* **Data records for software interfaces**:

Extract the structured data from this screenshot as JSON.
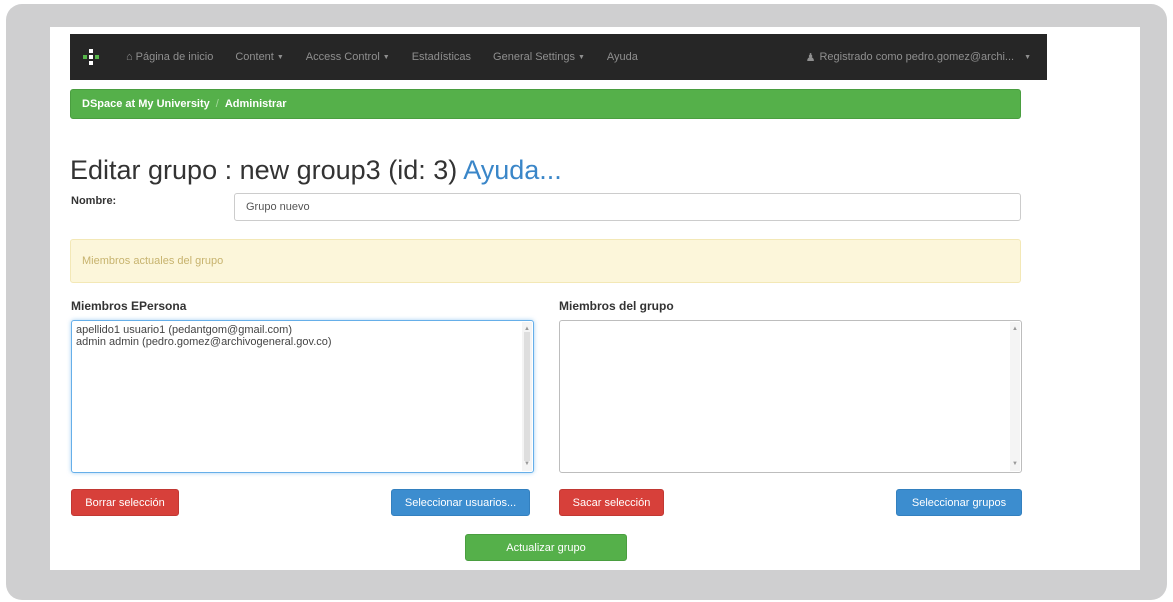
{
  "navbar": {
    "home_label": "Página de inicio",
    "content_label": "Content",
    "access_control_label": "Access Control",
    "stats_label": "Estadísticas",
    "general_settings_label": "General Settings",
    "help_label": "Ayuda",
    "user_label": "Registrado como pedro.gomez@archi..."
  },
  "breadcrumb": {
    "site": "DSpace at My University",
    "separator": "/",
    "current": "Administrar"
  },
  "page": {
    "title": "Editar grupo : new group3 (id: 3)",
    "help_link": "Ayuda..."
  },
  "form": {
    "name_label": "Nombre:",
    "name_value": "Grupo nuevo",
    "notice": "Miembros actuales del grupo",
    "epersons_label": "Miembros EPersona",
    "epersons": [
      "apellido1 usuario1 (pedantgom@gmail.com)",
      "admin admin (pedro.gomez@archivogeneral.gov.co)"
    ],
    "groups_label": "Miembros del grupo",
    "groups": []
  },
  "buttons": {
    "clear_selection": "Borrar selección",
    "select_users": "Seleccionar usuarios...",
    "remove_selection": "Sacar selección",
    "select_groups": "Seleccionar grupos",
    "update_group": "Actualizar grupo"
  },
  "colors": {
    "navbar": "#262626",
    "brand_green": "#55b04a",
    "danger_red": "#d7403a",
    "primary_blue": "#3c8dcf",
    "notice_yellow": "#fcf6da"
  }
}
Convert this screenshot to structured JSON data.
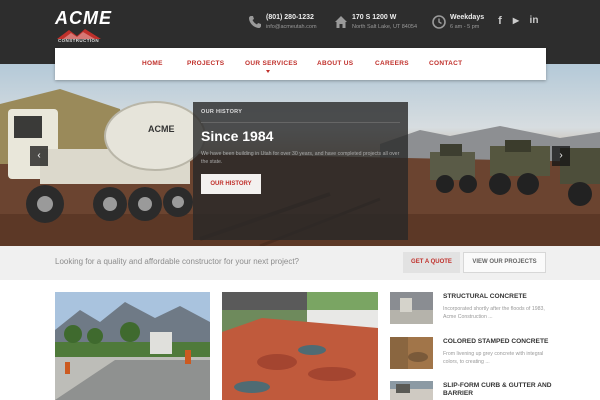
{
  "header": {
    "logo_word": "ACME",
    "logo_sub": "CONSTRUCTION",
    "phone": {
      "main": "(801) 280-1232",
      "sub": "info@acmeutah.com",
      "icon": "phone-icon"
    },
    "address": {
      "main": "170 S 1200 W",
      "sub": "North Salt Lake, UT 84054",
      "icon": "home-icon"
    },
    "hours": {
      "main": "Weekdays",
      "sub": "6 am - 5 pm",
      "icon": "clock-icon"
    },
    "social": [
      {
        "name": "facebook-icon",
        "glyph": "f"
      },
      {
        "name": "youtube-icon",
        "glyph": "▶"
      },
      {
        "name": "linkedin-icon",
        "glyph": "in"
      }
    ]
  },
  "nav": {
    "items": [
      {
        "label": "HOME"
      },
      {
        "label": "PROJECTS"
      },
      {
        "label": "OUR SERVICES"
      },
      {
        "label": "ABOUT US"
      },
      {
        "label": "CAREERS"
      },
      {
        "label": "CONTACT"
      }
    ]
  },
  "hero": {
    "kicker": "OUR HISTORY",
    "title": "Since 1984",
    "text": "We have been building in Utah for over 30 years, and have completed projects all over the state.",
    "button": "OUR HISTORY",
    "prev": "‹",
    "next": "›",
    "truck_brand": "ACME"
  },
  "cta": {
    "text": "Looking for a quality and affordable constructor for your next project?",
    "quote_button": "GET A QUOTE",
    "projects_button": "VIEW OUR PROJECTS"
  },
  "services": [
    {
      "title": "STRUCTURAL CONCRETE",
      "desc": "Incorporated shortly after the floods of 1983, Acme Construction ..."
    },
    {
      "title": "COLORED STAMPED CONCRETE",
      "desc": "From livening up grey concrete with integral colors, to creating ..."
    },
    {
      "title": "SLIP-FORM CURB & GUTTER AND BARRIER",
      "desc": ""
    }
  ],
  "colors": {
    "accent": "#c0302b",
    "topbar": "#2d2d2d"
  }
}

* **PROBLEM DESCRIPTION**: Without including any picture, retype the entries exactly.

* **FINISHED EXERCISE**:
Extract the structured data from this screenshot as JSON.
{
  "navbar": {
    "home_label": "Página de inicio",
    "content_label": "Content",
    "access_control_label": "Access Control",
    "stats_label": "Estadísticas",
    "general_settings_label": "General Settings",
    "help_label": "Ayuda",
    "user_label": "Registrado como pedro.gomez@archi..."
  },
  "breadcrumb": {
    "site": "DSpace at My University",
    "separator": "/",
    "current": "Administrar"
  },
  "page": {
    "title": "Editar grupo : new group3 (id: 3)",
    "help_link": "Ayuda..."
  },
  "form": {
    "name_label": "Nombre:",
    "name_value": "Grupo nuevo",
    "notice": "Miembros actuales del grupo",
    "epersons_label": "Miembros EPersona",
    "epersons": [
      "apellido1 usuario1 (pedantgom@gmail.com)",
      "admin admin (pedro.gomez@archivogeneral.gov.co)"
    ],
    "groups_label": "Miembros del grupo",
    "groups": []
  },
  "buttons": {
    "clear_selection": "Borrar selección",
    "select_users": "Seleccionar usuarios...",
    "remove_selection": "Sacar selección",
    "select_groups": "Seleccionar grupos",
    "update_group": "Actualizar grupo"
  },
  "colors": {
    "navbar": "#262626",
    "brand_green": "#55b04a",
    "danger_red": "#d7403a",
    "primary_blue": "#3c8dcf",
    "notice_yellow": "#fcf6da"
  }
}
Convert this screenshot to structured JSON data.
{
  "header": {
    "logo_word": "ACME",
    "logo_sub": "CONSTRUCTION",
    "phone": {
      "main": "(801) 280-1232",
      "sub": "info@acmeutah.com",
      "icon": "phone-icon"
    },
    "address": {
      "main": "170 S 1200 W",
      "sub": "North Salt Lake, UT 84054",
      "icon": "home-icon"
    },
    "hours": {
      "main": "Weekdays",
      "sub": "6 am - 5 pm",
      "icon": "clock-icon"
    },
    "social": [
      {
        "name": "facebook-icon",
        "glyph": "f"
      },
      {
        "name": "youtube-icon",
        "glyph": "▶"
      },
      {
        "name": "linkedin-icon",
        "glyph": "in"
      }
    ]
  },
  "nav": {
    "items": [
      {
        "label": "HOME"
      },
      {
        "label": "PROJECTS"
      },
      {
        "label": "OUR SERVICES"
      },
      {
        "label": "ABOUT US"
      },
      {
        "label": "CAREERS"
      },
      {
        "label": "CONTACT"
      }
    ]
  },
  "hero": {
    "kicker": "OUR HISTORY",
    "title": "Since 1984",
    "text": "We have been building in Utah for over 30 years, and have completed projects all over the state.",
    "button": "OUR HISTORY",
    "prev": "‹",
    "next": "›",
    "truck_brand": "ACME"
  },
  "cta": {
    "text": "Looking for a quality and affordable constructor for your next project?",
    "quote_button": "GET A QUOTE",
    "projects_button": "VIEW OUR PROJECTS"
  },
  "services": [
    {
      "title": "STRUCTURAL CONCRETE",
      "desc": "Incorporated shortly after the floods of 1983, Acme Construction ..."
    },
    {
      "title": "COLORED STAMPED CONCRETE",
      "desc": "From livening up grey concrete with integral colors, to creating ..."
    },
    {
      "title": "SLIP-FORM CURB & GUTTER AND BARRIER",
      "desc": ""
    }
  ],
  "colors": {
    "accent": "#c0302b",
    "topbar": "#2d2d2d"
  }
}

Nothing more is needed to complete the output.